_What to do_
Lines before the one containing "Give me the" in the records below are to be left out; that line and all after it, through the end, are to be retyped exactly.

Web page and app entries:
■ ■ ■ ■ ■ ■ ■
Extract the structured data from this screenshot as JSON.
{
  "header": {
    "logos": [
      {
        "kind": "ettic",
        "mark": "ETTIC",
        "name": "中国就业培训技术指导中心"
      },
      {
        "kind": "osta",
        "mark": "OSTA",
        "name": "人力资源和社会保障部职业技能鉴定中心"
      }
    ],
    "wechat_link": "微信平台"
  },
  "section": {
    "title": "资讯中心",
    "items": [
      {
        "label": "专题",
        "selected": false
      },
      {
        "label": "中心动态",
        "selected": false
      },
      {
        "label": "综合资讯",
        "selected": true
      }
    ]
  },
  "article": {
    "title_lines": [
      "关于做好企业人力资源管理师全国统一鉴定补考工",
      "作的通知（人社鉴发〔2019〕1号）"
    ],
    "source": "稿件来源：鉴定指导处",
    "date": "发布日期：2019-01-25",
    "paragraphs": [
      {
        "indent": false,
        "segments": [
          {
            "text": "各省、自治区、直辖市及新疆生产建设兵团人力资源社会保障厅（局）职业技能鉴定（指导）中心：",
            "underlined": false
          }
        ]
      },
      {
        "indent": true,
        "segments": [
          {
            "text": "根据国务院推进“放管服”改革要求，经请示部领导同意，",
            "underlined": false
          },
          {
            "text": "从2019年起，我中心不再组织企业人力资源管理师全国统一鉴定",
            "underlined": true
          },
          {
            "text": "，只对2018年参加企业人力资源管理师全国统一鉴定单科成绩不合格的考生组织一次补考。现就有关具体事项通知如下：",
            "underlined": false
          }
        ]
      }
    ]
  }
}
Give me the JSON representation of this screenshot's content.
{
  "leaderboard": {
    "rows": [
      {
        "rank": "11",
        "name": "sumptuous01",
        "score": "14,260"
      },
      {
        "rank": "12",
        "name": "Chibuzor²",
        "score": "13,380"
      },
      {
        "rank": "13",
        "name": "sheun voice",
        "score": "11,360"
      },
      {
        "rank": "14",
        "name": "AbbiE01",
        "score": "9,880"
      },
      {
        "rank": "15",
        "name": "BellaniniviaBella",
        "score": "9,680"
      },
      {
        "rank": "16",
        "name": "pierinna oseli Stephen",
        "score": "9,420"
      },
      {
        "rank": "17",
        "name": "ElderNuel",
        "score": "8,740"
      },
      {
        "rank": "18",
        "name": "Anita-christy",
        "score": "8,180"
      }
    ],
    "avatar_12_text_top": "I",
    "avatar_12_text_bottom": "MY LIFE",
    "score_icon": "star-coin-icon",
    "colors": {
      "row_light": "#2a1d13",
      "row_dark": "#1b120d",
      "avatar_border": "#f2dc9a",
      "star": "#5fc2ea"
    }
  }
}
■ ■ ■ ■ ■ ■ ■
_Reply_
Give me the JSON representation of this screenshot's content.
{
  "leaderboard": {
    "rows": [
      {
        "rank": "11",
        "name": "sumptuous01",
        "score": "14,260"
      },
      {
        "rank": "12",
        "name": "Chibuzor²",
        "score": "13,380"
      },
      {
        "rank": "13",
        "name": "sheun voice",
        "score": "11,360"
      },
      {
        "rank": "14",
        "name": "AbbiE01",
        "score": "9,880"
      },
      {
        "rank": "15",
        "name": "BellaniniviaBella",
        "score": "9,680"
      },
      {
        "rank": "16",
        "name": "pierinna oseli Stephen",
        "score": "9,420"
      },
      {
        "rank": "17",
        "name": "ElderNuel",
        "score": "8,740"
      },
      {
        "rank": "18",
        "name": "Anita-christy",
        "score": "8,180"
      }
    ],
    "avatar_12_text_top": "I",
    "avatar_12_text_bottom": "MY LIFE",
    "score_icon": "star-coin-icon",
    "colors": {
      "row_light": "#2a1d13",
      "row_dark": "#1b120d",
      "avatar_border": "#f2dc9a",
      "star": "#5fc2ea"
    }
  }
}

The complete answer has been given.